Lydiatt, W.M., Denman, D., McNeilly, D.P., Puumula, S.E., & Burke, W.J. (2008). A randomized, placebo-controlled trial of citalopram for the prevention of major depression during treatment for head and neck cancer. Archives of Otolaryngology, 134, 528–535.doi:10.1001/archotol.134.5.528
To determine whether prophylactic treatment with the antidepressant citalopram hydrobromide can prevent major depression in patients undergoing treatment for head and neck cancer
The intervention consisted of 40 mg citalopram hydrobromide (a selective serotonin reuptake inhibitor). Medication began with 20 mg/day for week 1 and increased to 40 mg/day until week 12; after week 12, the dosage decreased to 20 mg/day for one week and then the drug therapy was stopped. Data were collected at baseline and at weeks 4, 8, 12, and 16 as well as at any time during the study.
Prospective, randomized, placebo-controlled trial with double blinding
During the 12 weeks of the study, 5 out of 10 taking the placebo and 2 out of 12 taking citalopram met the cutoff criteria for depression (measured by HRSD). However, the difference was statistically insignificant (Fisher exact test, p = 0.17). At the end of the study, of those receiving citalopram 15% were at least mildly ill in terms of global mood state as measured by the CGI-S scale; 60% of those in the control group were at least mildly ill as measured by the same means. Quality of life, measured by the UW-QOL, deteriorated in both groups from baseline to week 16, but less deterioration occurred in the citalopram group (p = 0.14).
Prophylactic treatment with citalopram hydrobromide may decrease the incidence and severity of depression during head and neck cancer therapy.

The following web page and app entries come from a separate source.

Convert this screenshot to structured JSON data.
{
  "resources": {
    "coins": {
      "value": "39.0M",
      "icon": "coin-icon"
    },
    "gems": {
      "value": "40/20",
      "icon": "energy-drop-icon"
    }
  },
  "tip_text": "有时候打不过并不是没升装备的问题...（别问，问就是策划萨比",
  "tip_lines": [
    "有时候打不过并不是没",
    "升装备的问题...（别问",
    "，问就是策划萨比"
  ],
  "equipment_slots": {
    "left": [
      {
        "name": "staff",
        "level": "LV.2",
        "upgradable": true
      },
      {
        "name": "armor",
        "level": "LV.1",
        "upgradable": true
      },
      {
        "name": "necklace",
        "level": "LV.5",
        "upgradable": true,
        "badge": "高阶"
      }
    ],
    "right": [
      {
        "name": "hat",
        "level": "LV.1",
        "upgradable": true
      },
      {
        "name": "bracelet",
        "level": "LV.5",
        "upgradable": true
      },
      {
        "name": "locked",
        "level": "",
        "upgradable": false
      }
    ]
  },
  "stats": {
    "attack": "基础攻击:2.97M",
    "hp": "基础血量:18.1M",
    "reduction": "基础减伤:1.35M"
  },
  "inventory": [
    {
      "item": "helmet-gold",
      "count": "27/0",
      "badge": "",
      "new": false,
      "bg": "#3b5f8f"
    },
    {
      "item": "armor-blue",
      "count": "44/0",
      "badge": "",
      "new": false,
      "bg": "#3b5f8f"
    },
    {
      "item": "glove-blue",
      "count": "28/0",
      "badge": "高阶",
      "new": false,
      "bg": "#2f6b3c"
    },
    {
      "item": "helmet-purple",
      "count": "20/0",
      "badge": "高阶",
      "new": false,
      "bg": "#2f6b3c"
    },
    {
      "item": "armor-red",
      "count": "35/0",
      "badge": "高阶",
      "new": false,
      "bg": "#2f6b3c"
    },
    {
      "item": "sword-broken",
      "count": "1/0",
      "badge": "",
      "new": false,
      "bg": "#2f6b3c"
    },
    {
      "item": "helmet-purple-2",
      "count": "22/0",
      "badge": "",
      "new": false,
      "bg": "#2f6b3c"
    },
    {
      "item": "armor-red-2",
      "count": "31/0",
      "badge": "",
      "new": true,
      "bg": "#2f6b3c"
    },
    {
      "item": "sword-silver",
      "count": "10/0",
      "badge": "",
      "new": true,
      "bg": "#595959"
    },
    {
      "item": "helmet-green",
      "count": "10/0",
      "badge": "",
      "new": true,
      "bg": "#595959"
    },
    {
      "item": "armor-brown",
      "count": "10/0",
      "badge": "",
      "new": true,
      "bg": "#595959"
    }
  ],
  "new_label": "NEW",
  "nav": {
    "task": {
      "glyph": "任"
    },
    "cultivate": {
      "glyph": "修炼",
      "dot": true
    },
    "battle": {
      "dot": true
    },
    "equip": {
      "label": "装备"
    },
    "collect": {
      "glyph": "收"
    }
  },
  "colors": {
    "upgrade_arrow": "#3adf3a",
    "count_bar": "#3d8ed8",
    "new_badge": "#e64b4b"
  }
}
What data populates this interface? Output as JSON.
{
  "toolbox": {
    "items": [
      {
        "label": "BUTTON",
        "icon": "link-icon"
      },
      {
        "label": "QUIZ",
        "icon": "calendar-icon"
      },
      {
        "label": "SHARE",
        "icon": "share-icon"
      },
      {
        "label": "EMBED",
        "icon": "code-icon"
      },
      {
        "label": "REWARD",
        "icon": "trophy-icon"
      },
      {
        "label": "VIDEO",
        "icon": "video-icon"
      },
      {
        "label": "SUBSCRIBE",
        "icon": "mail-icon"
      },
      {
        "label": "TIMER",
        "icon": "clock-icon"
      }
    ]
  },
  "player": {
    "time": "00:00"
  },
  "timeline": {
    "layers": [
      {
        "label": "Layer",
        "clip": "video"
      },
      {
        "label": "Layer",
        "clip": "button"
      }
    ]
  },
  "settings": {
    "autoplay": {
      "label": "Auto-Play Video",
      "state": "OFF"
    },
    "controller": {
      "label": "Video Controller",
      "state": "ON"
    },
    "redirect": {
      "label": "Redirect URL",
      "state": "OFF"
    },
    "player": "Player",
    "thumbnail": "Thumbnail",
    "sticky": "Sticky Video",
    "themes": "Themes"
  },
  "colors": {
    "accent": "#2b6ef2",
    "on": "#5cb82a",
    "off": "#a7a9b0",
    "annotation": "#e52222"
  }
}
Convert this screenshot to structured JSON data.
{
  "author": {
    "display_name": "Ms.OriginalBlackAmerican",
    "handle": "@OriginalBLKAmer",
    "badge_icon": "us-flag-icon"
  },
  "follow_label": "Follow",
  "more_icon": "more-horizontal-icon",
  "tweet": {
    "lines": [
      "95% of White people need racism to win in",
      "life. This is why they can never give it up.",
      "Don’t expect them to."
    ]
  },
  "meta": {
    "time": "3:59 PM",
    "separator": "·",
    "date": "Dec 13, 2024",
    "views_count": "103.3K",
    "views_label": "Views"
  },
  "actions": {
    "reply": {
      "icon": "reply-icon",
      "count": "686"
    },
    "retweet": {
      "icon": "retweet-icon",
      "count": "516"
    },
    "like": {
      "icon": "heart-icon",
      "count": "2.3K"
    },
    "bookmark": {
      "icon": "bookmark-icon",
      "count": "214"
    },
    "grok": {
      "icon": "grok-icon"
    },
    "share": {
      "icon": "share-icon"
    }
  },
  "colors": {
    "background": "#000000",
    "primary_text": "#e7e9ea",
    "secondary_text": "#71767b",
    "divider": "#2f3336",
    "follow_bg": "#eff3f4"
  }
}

The risk of major depressive disorder can be very high in patients with head and neck cancer who are undergoing active treatment. Prevention of depression may be an attainable goal, although more research in this area is needed.